Much of Boeing’s self-certification concerned the 737 MAX’s flight control program, the Maneuvering Characteristics Augmentation System (MCAS). The FAA reportedly allowed Boeing to handle the safety analysis on the MCAS, and the report the company handed over — which certified the plane as flight-ready — had several flaws.

According to the Seattle Times, the safety assessments “understated the power of the [MCAS],” which could move the plane’s tail “four times farther than was stated in the initial safety analysis.” The extra power was necessary because the MAX’s large engines were placed farther forward on the wing. However, the system “failed to account” for how it could “reset itself each time a pilot responded.” On the Lion Air flight, black-box data suggests that each time the captain pulled the plane’s nose up, the “MCAS kicked in … to push the nose down again,” causing the plane to crash into the Java Sea 12 minutes after takeoff.

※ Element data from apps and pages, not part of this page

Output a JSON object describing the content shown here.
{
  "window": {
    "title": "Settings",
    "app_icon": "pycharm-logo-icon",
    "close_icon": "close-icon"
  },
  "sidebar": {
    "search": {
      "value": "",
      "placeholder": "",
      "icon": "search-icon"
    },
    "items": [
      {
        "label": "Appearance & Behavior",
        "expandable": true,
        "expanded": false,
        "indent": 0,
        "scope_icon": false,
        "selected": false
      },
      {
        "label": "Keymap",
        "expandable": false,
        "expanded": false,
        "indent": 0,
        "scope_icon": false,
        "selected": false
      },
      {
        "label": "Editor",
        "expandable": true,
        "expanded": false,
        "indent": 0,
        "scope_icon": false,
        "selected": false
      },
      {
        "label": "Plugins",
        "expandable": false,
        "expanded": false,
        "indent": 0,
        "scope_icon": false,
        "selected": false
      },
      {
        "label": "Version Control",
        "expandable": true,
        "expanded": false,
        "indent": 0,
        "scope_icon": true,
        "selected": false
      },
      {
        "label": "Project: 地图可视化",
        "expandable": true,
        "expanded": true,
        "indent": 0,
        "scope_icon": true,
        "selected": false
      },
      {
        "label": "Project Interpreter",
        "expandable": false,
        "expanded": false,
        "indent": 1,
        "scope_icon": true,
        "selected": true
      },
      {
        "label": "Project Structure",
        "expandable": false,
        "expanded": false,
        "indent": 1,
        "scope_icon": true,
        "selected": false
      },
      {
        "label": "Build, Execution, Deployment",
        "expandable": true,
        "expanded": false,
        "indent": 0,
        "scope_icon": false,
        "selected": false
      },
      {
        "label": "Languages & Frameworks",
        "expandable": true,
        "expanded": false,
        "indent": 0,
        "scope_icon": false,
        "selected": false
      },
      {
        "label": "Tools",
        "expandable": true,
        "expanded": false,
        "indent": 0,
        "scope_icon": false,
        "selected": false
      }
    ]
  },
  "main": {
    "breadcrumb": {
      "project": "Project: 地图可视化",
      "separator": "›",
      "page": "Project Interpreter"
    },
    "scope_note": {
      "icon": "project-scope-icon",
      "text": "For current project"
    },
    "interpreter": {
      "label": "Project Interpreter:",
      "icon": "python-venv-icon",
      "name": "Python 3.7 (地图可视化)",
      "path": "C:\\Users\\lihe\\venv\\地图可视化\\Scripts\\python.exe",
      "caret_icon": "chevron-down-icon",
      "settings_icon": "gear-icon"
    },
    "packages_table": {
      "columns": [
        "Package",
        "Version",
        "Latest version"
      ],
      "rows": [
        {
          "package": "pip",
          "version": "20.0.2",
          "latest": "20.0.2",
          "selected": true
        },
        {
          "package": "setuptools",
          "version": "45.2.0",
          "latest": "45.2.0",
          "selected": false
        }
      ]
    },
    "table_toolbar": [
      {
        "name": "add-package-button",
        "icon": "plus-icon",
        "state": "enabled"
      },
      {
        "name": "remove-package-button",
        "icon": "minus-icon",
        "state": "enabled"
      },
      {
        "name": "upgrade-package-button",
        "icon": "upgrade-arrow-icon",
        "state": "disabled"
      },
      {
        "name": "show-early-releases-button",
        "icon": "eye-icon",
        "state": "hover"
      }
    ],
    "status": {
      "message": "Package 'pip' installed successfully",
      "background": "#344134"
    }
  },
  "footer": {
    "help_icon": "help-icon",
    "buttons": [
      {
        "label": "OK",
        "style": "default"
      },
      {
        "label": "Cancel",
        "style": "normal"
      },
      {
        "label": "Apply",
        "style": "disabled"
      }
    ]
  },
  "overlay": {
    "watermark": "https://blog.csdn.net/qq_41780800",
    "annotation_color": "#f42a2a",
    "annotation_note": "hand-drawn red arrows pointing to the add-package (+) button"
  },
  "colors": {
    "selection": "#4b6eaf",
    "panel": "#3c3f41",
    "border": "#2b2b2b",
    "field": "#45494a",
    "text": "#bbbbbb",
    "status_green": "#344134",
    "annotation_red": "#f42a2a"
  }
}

To help get the 737 MAX into the air more quickly, Boeing reportedly decided that its pilots would not need a full round of training on the MCAS system. According to the Seattle Times, it wasn’t even mentioned in their flight manuals. Dennis Tajer, a spokesperson for the Allied Pilots Association at American Airlines, told the paper that his training on the 737 MAX was made up of a one-hour session on an iPad that did not have simulator training. By cutting down on pilot instruction, Boeing was able to cut significant costs for the airlines that bought the plane. The Boeing site promised prospective buyers that “as you build your 737 MAX fleet, millions of dollars will be saved because of its commonality” with the prior 737 generation.

With the 737 MAX grounded by the FAA, its own safety engineers believe that the agency must rework the delegation process that allowed Boeing to self-regulate the development of its own plane. “We need to make sure the FAA is much more engaged in failure assessments and the assumptions that go into them,” an FAA safety engineer told the Seattle Times. Meanwhile, the FAA has required Boeing to overhaul the MCAS software “no later than April.”

Report: The Regulatory Failures of the Boeing 737 MAX